REQUIRED ACTION:
Look through the listing below, and wherever a line has the string "name", pull it out.

DATA RECORDS:
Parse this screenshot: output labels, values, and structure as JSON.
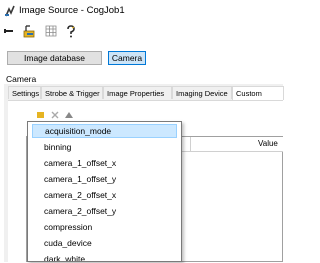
{
  "window": {
    "title": "Image Source - CogJob1"
  },
  "toolbar": {
    "icons": [
      "new-icon",
      "grab-icon",
      "grid-icon",
      "help-icon"
    ]
  },
  "buttons": {
    "image_database": "Image database",
    "camera": "Camera"
  },
  "group": {
    "label": "Camera"
  },
  "tabs": [
    "Settings",
    "Strobe & Trigger",
    "Image Properties",
    "Imaging Device",
    "Custom"
  ],
  "grid": {
    "value_header": "Value"
  },
  "dropdown": {
    "items": [
      "acquisition_mode",
      "binning",
      "camera_1_offset_x",
      "camera_1_offset_y",
      "camera_2_offset_x",
      "camera_2_offset_y",
      "compression",
      "cuda_device",
      "dark_white"
    ],
    "selected_index": 0
  },
  "colors": {
    "selection": "#cce8ff",
    "active_button": "#cce4f7"
  }
}
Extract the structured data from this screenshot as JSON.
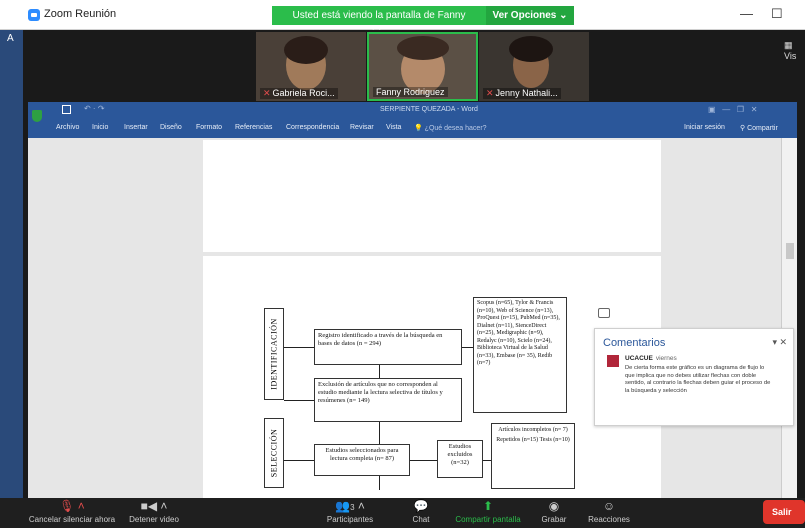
{
  "window": {
    "app_title": "Zoom Reunión",
    "minimize": "—",
    "maximize": "☐",
    "close": "✕"
  },
  "sharing_banner": {
    "text": "Usted está viendo la pantalla de Fanny Rodríguez",
    "view_options": "Ver Opciones ⌄"
  },
  "left_edge_label": "A",
  "right_edge_label": "▦ Vis",
  "participants_strip": [
    {
      "name": "Gabriela Roci..."
    },
    {
      "name": "Fanny Rodriguez"
    },
    {
      "name": "Jenny Nathali..."
    }
  ],
  "word": {
    "doc_title": "SERPIENTE QUEZADA - Word",
    "menu": [
      "Archivo",
      "Inicio",
      "Insertar",
      "Diseño",
      "Formato",
      "Referencias",
      "Correspondencia",
      "Revisar",
      "Vista"
    ],
    "tell_me": "¿Qué desea hacer?",
    "sign_in": "Iniciar sesión",
    "share": "Compartir"
  },
  "flowchart": {
    "label_identificacion": "IDENTIFICACIÓN",
    "label_seleccion": "SELECCIÓN",
    "box_registro": "Registro identificado a través de la búsqueda en bases de datos (n = 294)",
    "box_exclusion": "Exclusión de artículos que no corresponden al estudio mediante la lectura selectiva de títulos y resúmenes (n= 149)",
    "box_estudios": "Estudios seleccionados para lectura completa (n= 87)",
    "box_excluidos": "Estudios excluidos (n=32)",
    "box_sources": "Scopus (n=65), Tylor & Francis (n=10), Web of Science (n=13), ProQuest (n=15), PubMed (n=35), Dialnet (n=11), SienceDirect (n=25), Medigraphic (n=9), Redalyc (n=10), Scielo (n=24), Biblioteca Virtual de la Salud (n=33), Embase (n= 35), Redib (n=7)",
    "box_motivos": "Artículos incompletos (n= 7) Repetidos (n=15) Tesis (n=10)"
  },
  "comments_panel": {
    "title": "Comentarios",
    "controls": "▾ ✕",
    "author": "UCACUE",
    "date": "viernes",
    "text": "De cierta forma este gráfico es un diagrama de flujo lo que implica que no debes utilizar flechas con doble sentido, al contrario la flechas deben guiar el proceso de la búsqueda y selección"
  },
  "toolbar": {
    "mute": "Cancelar silenciar ahora",
    "video": "Detener video",
    "participants": "Participantes",
    "participants_count": "3",
    "chat": "Chat",
    "share": "Compartir pantalla",
    "record": "Grabar",
    "reactions": "Reacciones",
    "leave": "Salir"
  },
  "colors": {
    "word_blue": "#2b579a",
    "zoom_green": "#2bbd4b",
    "leave_red": "#e0352b"
  }
}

WRITTEN RESPONSE:
      "name": "Gabriela Roci..."
      "name": "Fanny Rodriguez"
      "name": "Jenny Nathali..."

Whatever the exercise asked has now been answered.